On 11 March 2020, the European Commission adopted the new “Action Plan for the Circular Economy”. The new Action Plan aims to turn our economy into an environmentally sustainable economy that strengthens our competitiveness without damaging the natural ecosystem and gives more rights to consumers.

The ircular economy reduces pressure on natural resources (half of total greenhouse gas emissions and more than 90% of biodiversity loss and water stress come from the extraction and processing of resources) and is therefore a key prerequisite for achieving climate neutrality by 2050 and halting biodiversity loss.

The new Plan ensures that the resources used are conserved in the EU economy for as long as possible and that the related initiatives, which will be discussed and adopted from time to time, will be developed in a participatory process, with the close involvement of businesses and communities concerned. “To achieve climate neutrality by 2050, preserve our natural environment and strengthen our economic competitiveness, we need a fully circular economy”, said Frans Timmermans, Executive Vice President for the European Green Deal, “today, our economy is still largely linear, with only 12% of secondary materials and resources brought back into the economy. Many products break easily, cannot be reused, repaired or recycled, or are made for a single use. There is enormous potential for both businesses and consumers to exploit.”

Changing the way we produce and consume will therefore lead us towards a competitive but climate-neutral economy.

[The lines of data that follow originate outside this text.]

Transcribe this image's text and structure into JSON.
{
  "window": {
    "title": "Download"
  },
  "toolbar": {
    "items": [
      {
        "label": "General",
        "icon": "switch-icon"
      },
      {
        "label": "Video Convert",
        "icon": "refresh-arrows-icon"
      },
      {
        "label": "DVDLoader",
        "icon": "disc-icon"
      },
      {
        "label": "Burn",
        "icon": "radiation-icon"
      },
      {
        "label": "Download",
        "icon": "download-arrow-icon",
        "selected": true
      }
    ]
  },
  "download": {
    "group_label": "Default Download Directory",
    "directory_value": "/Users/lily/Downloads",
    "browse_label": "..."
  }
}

In order to accelerate this transition process, the European Commission, with the Action Plan, plans to deploy many tools to enable businesses, consumers and public authorities in Europe to embrace this sustainable model: Legislation on sustainable product policy will be proposed to ensure that products placed on the EU market are designed to last longer and are easier to reuse and recycle; consumers will have access to reliable information on issues such as the reparability and durability of products to help them make environmentally sustainable choices; action will be taken on sectors that use more resources and where the potential for circularity is high: the electronics sector, vehicle batteries, packaging, plastics and microplastics, the textile sector, the construction sector and the food sector.